Superintendent Paul Otten said voters should not be deterred by the title — “emergency levy” — because the school is not in the state of emergency and alternatively, the levy is a “very normal levy” for a school district to utilize.
Dollars generated from the levy, which amounts to approximately 13 percent of the district’s operating revenue, would fund necessary day-to-day expenses for the schools such as utilities, bus fuel, classroom supplies, technology and personnel. In simple terms, it would maintain the status quo.
If passed, the renewal tax levy would not increase taxes for existing residents and businesses. Without any additions, taxpayers would continue to pay an estimated $210 per year for each $100,000 of appraised property value.
“We are not asking for new dollars,” Otten said. “It does not bring in new programs for the school district. It just maintains the current level of services for kids and the community.”
According to officials, more growth for Beavercreek is coming and the school district is trying to prepare for it, while at the same time responding to what growth the city has already seen.
“This levy really positions not only the school district well but also positions the community well.
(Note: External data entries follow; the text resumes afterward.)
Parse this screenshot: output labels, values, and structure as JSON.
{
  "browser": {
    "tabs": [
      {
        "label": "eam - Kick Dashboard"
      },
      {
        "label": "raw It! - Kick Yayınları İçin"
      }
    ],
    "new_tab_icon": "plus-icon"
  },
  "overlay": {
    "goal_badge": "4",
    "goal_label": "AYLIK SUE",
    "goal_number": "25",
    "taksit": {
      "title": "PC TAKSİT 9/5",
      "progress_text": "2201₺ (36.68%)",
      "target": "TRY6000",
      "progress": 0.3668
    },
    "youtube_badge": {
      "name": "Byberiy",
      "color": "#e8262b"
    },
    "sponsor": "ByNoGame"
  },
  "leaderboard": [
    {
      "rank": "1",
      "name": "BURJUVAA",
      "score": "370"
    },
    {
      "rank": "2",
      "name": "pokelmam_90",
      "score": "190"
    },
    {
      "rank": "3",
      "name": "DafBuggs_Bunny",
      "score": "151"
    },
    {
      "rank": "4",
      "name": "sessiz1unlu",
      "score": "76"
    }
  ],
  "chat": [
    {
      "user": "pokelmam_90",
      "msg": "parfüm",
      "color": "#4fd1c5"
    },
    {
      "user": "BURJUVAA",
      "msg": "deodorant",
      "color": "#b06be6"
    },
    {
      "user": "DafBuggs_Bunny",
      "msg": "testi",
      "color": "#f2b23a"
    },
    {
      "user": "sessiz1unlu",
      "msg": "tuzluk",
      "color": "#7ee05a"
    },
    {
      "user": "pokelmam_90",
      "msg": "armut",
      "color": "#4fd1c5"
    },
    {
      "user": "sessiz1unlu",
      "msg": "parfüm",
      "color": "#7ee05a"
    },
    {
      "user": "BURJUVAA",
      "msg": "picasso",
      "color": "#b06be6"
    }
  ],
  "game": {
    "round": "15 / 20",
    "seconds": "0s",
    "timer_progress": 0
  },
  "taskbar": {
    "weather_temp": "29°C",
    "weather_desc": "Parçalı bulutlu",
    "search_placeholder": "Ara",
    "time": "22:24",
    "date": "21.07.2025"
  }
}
Because we anticipate, we know, there is some significant growth that is going to be taking place over the next five to 10 years, this levy allows the district to receive the growth from those residential and commercial developments that might be coming into the community,” Otten said. “The reason we like this type of levy is because it will allow us the growth and we won’t have to go back to voters often … It’s a win-win for the school district and a win-win for the community.”
The levy would substitute the emergency levy that voters originally passed in November 2013, set to expire in December 2018. If approved, the revenue collection would begin in January 2019. It is permanent, meaning it would not have to be renewed.
Otten said the reason for the permanence is because of the large dollar amount on the levy. The money will always be needed, today and in the future, and it also allows for anticipated growth.
If the levy fails, Otten said he’ll take the issue back to voters again in the next May election.
Ultimately, if the levy never passes after multiple attempts, $10.4 million will be cut from the schools’ budget. According to the superintendent, the schools would see significant reductions in everyday services.
“We are a service-oriented business. We provide service to kids with people. When you start making significant reductions, staff and kids are dramatically impacted — that’s the reality of it. Hopefully we don’t find ourselves there,” Otten said.
Beavercreek Schools Treasurer and Chief Financial Officer Penny Rucker said voters have the opportunity Nov. 7 to stop that from happening.
“I want voters to know that they’re serious services. We do have a special education program that we’re known for — those are very serious services along with our regular student population services,” Rucker said. “I think the voters are very proud of this school. They take pride in the school and want the same level of services that we currently have — they can do that by voting ‘yes’.”
Otten and Rucker argue that when the schools hurt, the community hurts, too.
“When you talk to people about Beavercreek — people that move here — their response is that they move here for the school district … a district really defines a community,” Otten said. “This levy not only maintains and keeps our school district strong, but it also keeps our community strong.”
Contact Anna Bolton at 937-502-4498.